Everything on the menu is connected with Singapore. There is curry and radish cake (daikon mochi), called “carrot cake" in Singapore. There are many things he would like to try, but the preparation for chicken rice is time consuming so he and his staff cannot do too many different dishes.

 

There are many regulars at Mu-Hung, some coming two or three times a week. Many people come with their families. Some people do have a drink, but it is not a drinking spot. It has more the image of an eatery. And there are dishes clearly aimed at kids. There is even porridge for babies. This is an everyday restaurant where everyone from babies to old folks can have a meal.

 

Lui has deep ties to the area and his outlook was influenced by his exposure to the US Occupation culture.
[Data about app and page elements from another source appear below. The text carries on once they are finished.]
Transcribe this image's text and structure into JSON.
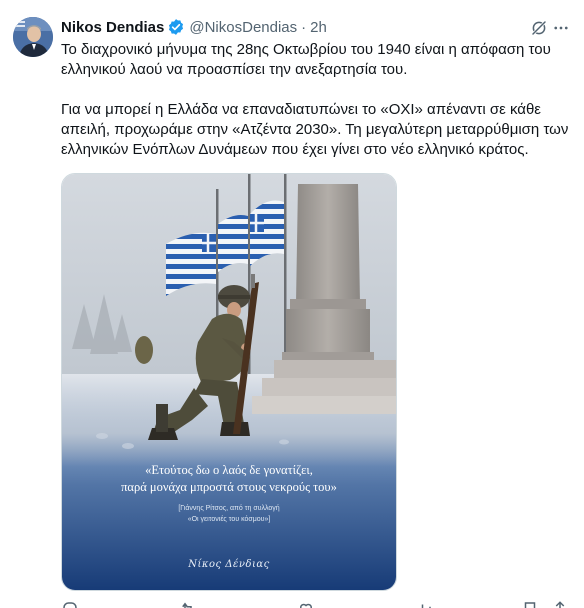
{
  "author": {
    "display_name": "Nikos Dendias",
    "handle": "@NikosDendias",
    "separator": "·",
    "time": "2h",
    "verified": true,
    "avatar_icon": "profile-photo"
  },
  "tweet": {
    "paragraph_1": "Το διαχρονικό μήνυμα της 28ης Οκτωβρίου του 1940 είναι η απόφαση του ελληνικού λαού να προασπίσει την ανεξαρτησία του.",
    "paragraph_2": "Για να μπορεί η Ελλάδα να επαναδιατυπώνει το «ΟΧΙ» απέναντι σε κάθε απειλή, προχωράμε στην «Ατζέντα 2030». Τη μεγαλύτερη μεταρρύθμιση των ελληνικών Ενόπλων Δυνάμεων που έχει γίνει στο νέο ελληνικό κράτος."
  },
  "media": {
    "quote_line_1": "«Ετούτος δω ο λαός δε γονατίζει,",
    "quote_line_2": "παρά μονάχα μπροστά στους νεκρούς του»",
    "source_line_1": "[Γιάννης Ρίτσος, από τη συλλογή",
    "source_line_2": "«Οι γειτονιές του κόσμου»]",
    "signature": "Νίκος Δένδιας"
  },
  "icons": {
    "verified": "verified-badge-icon",
    "grok": "grok-icon",
    "more": "more-icon",
    "actions": [
      "reply-icon",
      "repost-icon",
      "like-icon",
      "views-icon",
      "bookmark-icon",
      "share-icon"
    ]
  },
  "colors": {
    "text_primary": "#0f1419",
    "text_secondary": "#536471",
    "verified_blue": "#1d9bf0",
    "image_blue": "#1b3f7a"
  }
}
He was born in Kichijoji. The reason he thought of opening a music bar there was the presence of the American military personnel in the area. “When I was a kid there was an apartment building in Central Park called Green Park. And there was an American school in the place where the city hall is now. We played softball and baseball and went to the Native American festival. In Nerima there was an apartment called Grand Heights. In the postwar period when I was a kid we looked up to America, and we got into the music. I fell in love with Sam Cook then, and we had a band that did covers of Sam Cook. But I wanted to be independent so I started a bar in Kichijoji.”

 

Lui was familiar with Nishiogi since his childhood and talked about the changes in the food culture. “Now we have Italian food and Spanish food, all run by young people. But in the past families would go to an izakaya to have dinner with rice. That kind of culture is still around, that kind of open attitude. At that time there weren’t really restaurants. There was [the French cafe] Kokeshiya. And there were always izakaya, and these were places for meals.”

 

Nishiogi remains a place where everyone, including elderly and children can go out to eat, and also for a drink. Mu-Hung has the image of an ethnic restaurant, but it is very much tied to the local community and its foodways. Neighboring shopkeepers enjoy good relations. “The people on this shopping street get along well. We have the temple festival, and then people sell things in front of the shop.” (James Farrer,  Sept. 2, 2016, edited March 14, 2017)